Daily Archives: November 23, 2010

Studying Landscape Change Using ArcGIS Online

Because ArcGIS Online includes imagery from several different sources collected at different times, ArcGIS Online can be effectively used to study landscape change. Recently I was teaching at the Esri East Africa office in Nairobi, Kenya, in a neighborhood experiencing rapid transformation from residential to large office blocks. After my class gathered data about street lights and streets using ArcPad running on a Trimble Juno device, we transferred that geodatabase to my computer and started ArcGIS 10. Next, I needed a base map to display behind my field-collected data. In the case of Nairobi, the best street data was from OpenStreetMap, a layer easily obtained from ArcGIS Online. Then I easily added two images from ArcGIS Online—the Esri world imagery layer, and the Bing imagery layer. The imagery layers were both useful because they allowed us to examine two different years, the Esri imagery layer (2004) and the Bing imagery layer (2010).

Now I could assess the amount of change in the neighborhood. Using the swipe tool on the Effects toolbar allowed me to easily and dynamically compare the two images. The building housing the Esri East Africa office (just north of the soccer field in middle right) did not exist in the older image, yet the boarding school across the soccer field was visible on both images.

This same technique could be used to examine your own neighborhood or any area on the planet that you are interested in studying that may have experienced human or environmental change—an area recently scorched by wildfire, converted from rangeland to farmland, covered with roads or houses, scarred by a landslide, or impacted in other ways.

Another point worth noting is that since ArcGIS Online imagery covers the world, no matter where your study is located, you will be able to obtain a base map. And, what’s more, the base maps overlay perfectly with your other data.
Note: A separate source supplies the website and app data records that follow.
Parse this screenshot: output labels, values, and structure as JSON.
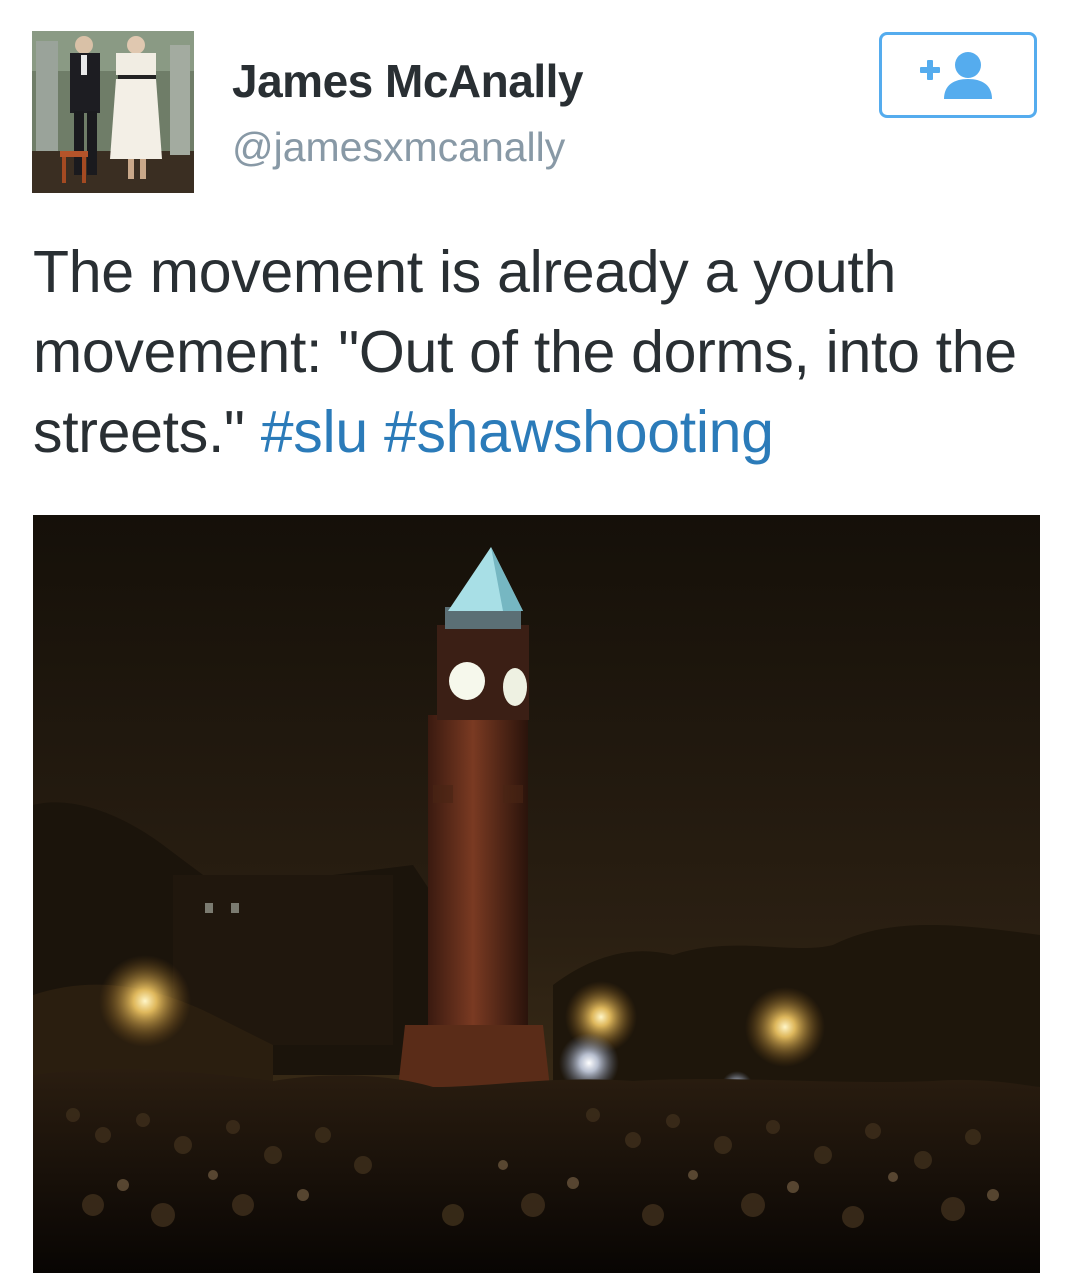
{
  "user": {
    "display_name": "James McAnally",
    "handle": "@jamesxmcanally"
  },
  "follow_button": {
    "icon": "add-person-icon",
    "color": "#55acee"
  },
  "tweet": {
    "text_part1": "The movement is already a youth movement: \"Out of the dorms, into the streets.\"",
    "hashtags": [
      "#slu",
      "#shawshooting"
    ]
  },
  "colors": {
    "text": "#292f33",
    "handle": "#8899a6",
    "hashtag": "#2b7bb9",
    "accent": "#55acee"
  }
}
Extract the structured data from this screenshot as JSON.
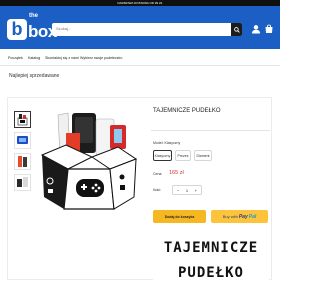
{
  "topbar": {
    "text": "DARMOWA DOSTAWA OD 99 ZŁ"
  },
  "logo": {
    "the": "the",
    "letter": "b",
    "box": "box"
  },
  "header": {
    "search_placeholder": "Szukaj..."
  },
  "nav": {
    "items": [
      {
        "label": "Początek"
      },
      {
        "label": "Katalog"
      },
      {
        "label": "Skontaktuj się z nami"
      },
      {
        "label": "Wybierz swoje pudełeczko"
      }
    ]
  },
  "breadcrumb": "Najlepiej sprzedawane",
  "product": {
    "title": "TAJEMNICZE PUDEŁKO",
    "model_label": "Model: Klasyczny",
    "variants": [
      {
        "label": "Klasyczny",
        "selected": true
      },
      {
        "label": "Prezes",
        "selected": false
      },
      {
        "label": "Diament",
        "selected": false
      }
    ],
    "price_label": "Cena:",
    "price": "165 zł",
    "qty_label": "Ilość:",
    "qty_minus": "−",
    "qty_value": "1",
    "qty_plus": "+",
    "add_to_cart": "Dodaj do koszyka",
    "paypal_buy": "Buy with",
    "paypal_pay": "Pay",
    "paypal_pal": "Pal"
  },
  "promo": {
    "line1": "TAJEMNICZE",
    "line2": "PUDEŁKO"
  },
  "colors": {
    "brand_blue": "#1c5fc4",
    "accent_yellow": "#f5b722",
    "price_red": "#d5363a"
  }
}
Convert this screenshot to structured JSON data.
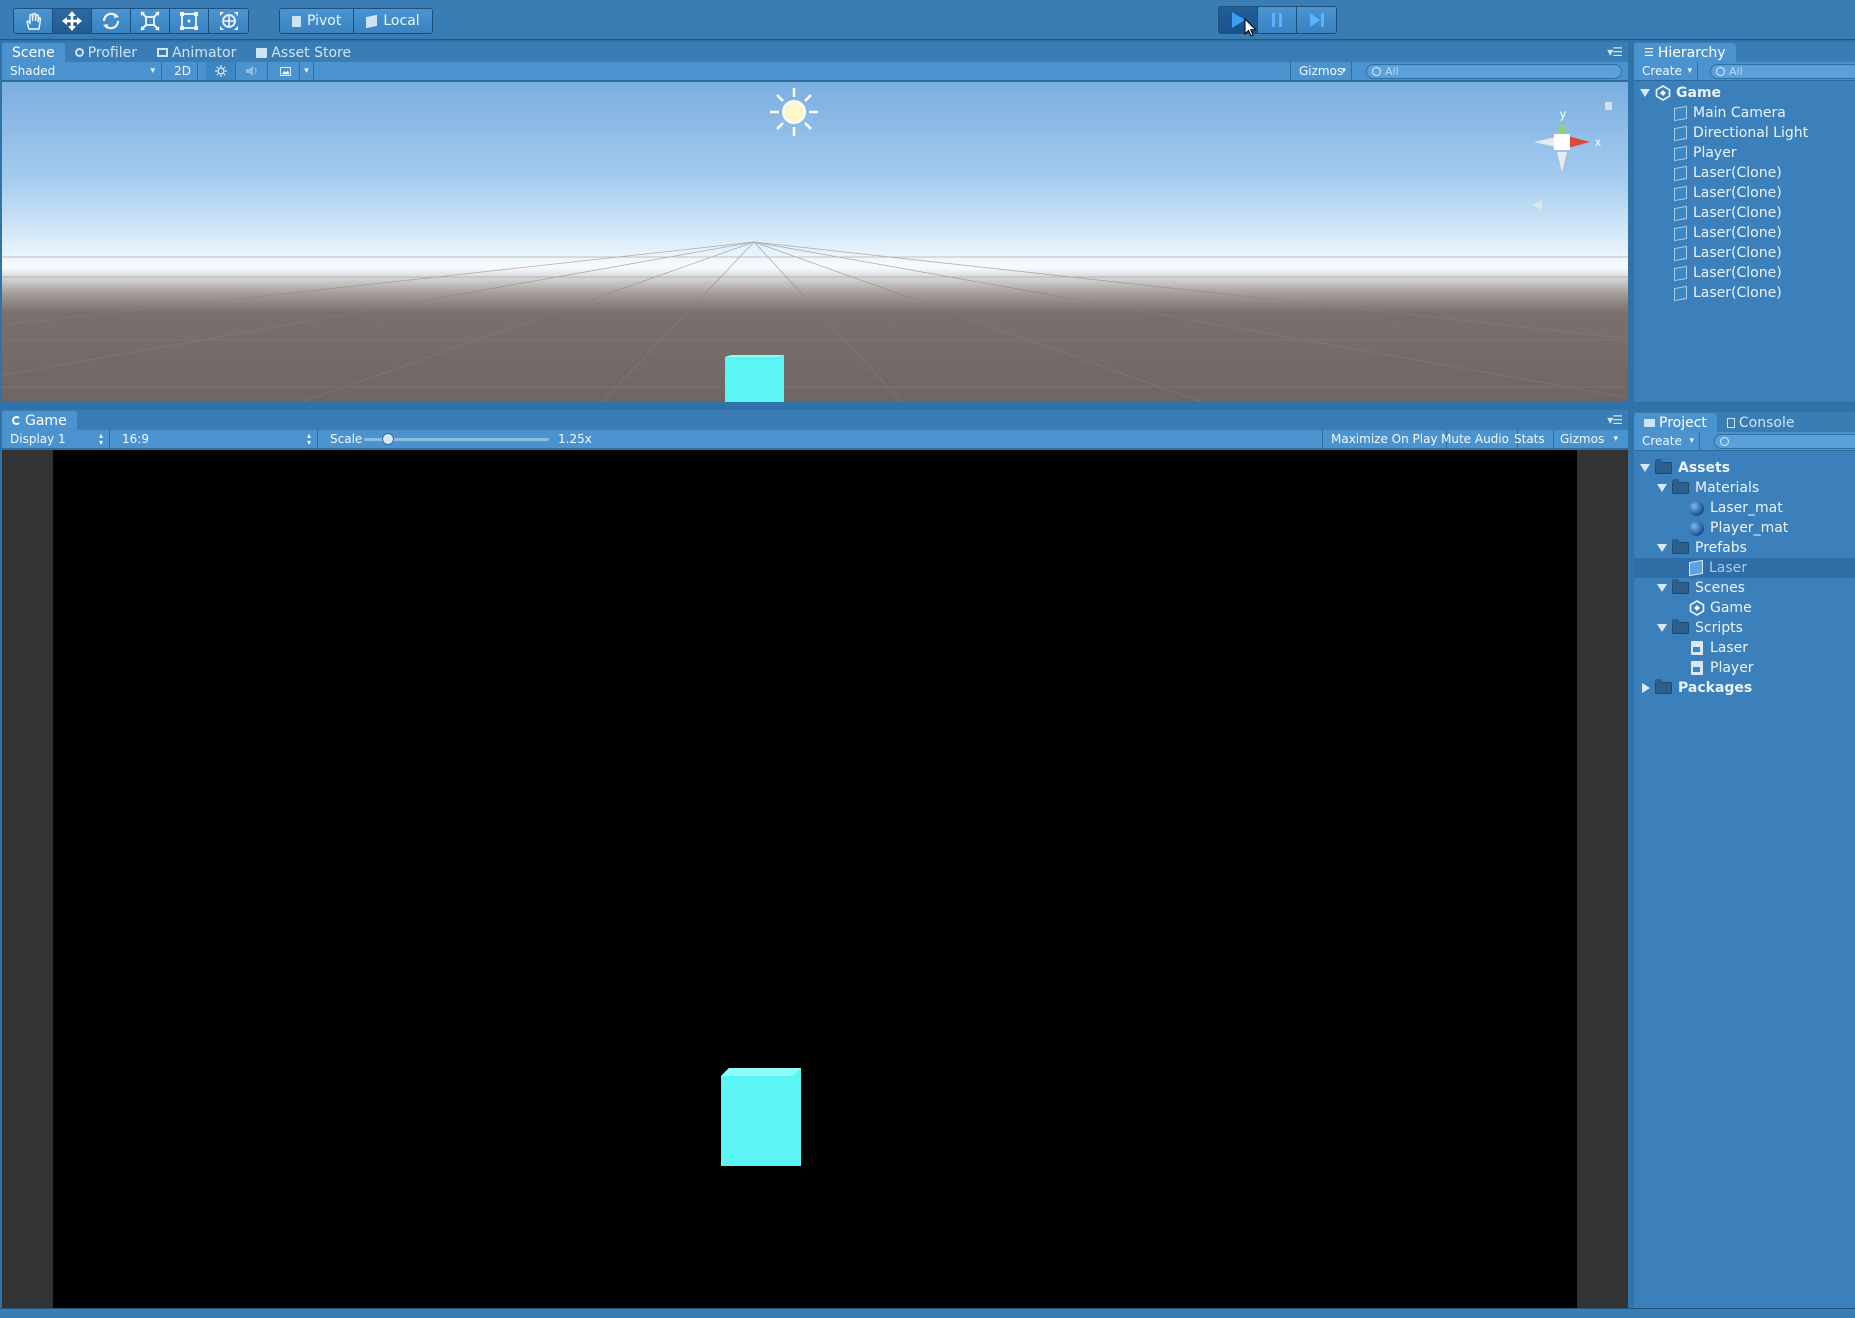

How things have changed from a few years ago when it was difficult to obtain a base image for many areas of the planet—much less, one that overlaid your field-collected data!

What changes can you detect using imagery from ArcGIS Online?

-Joseph Kerski, Esri Education Manager

Posted in Education | Tagged , , , | Leave a comment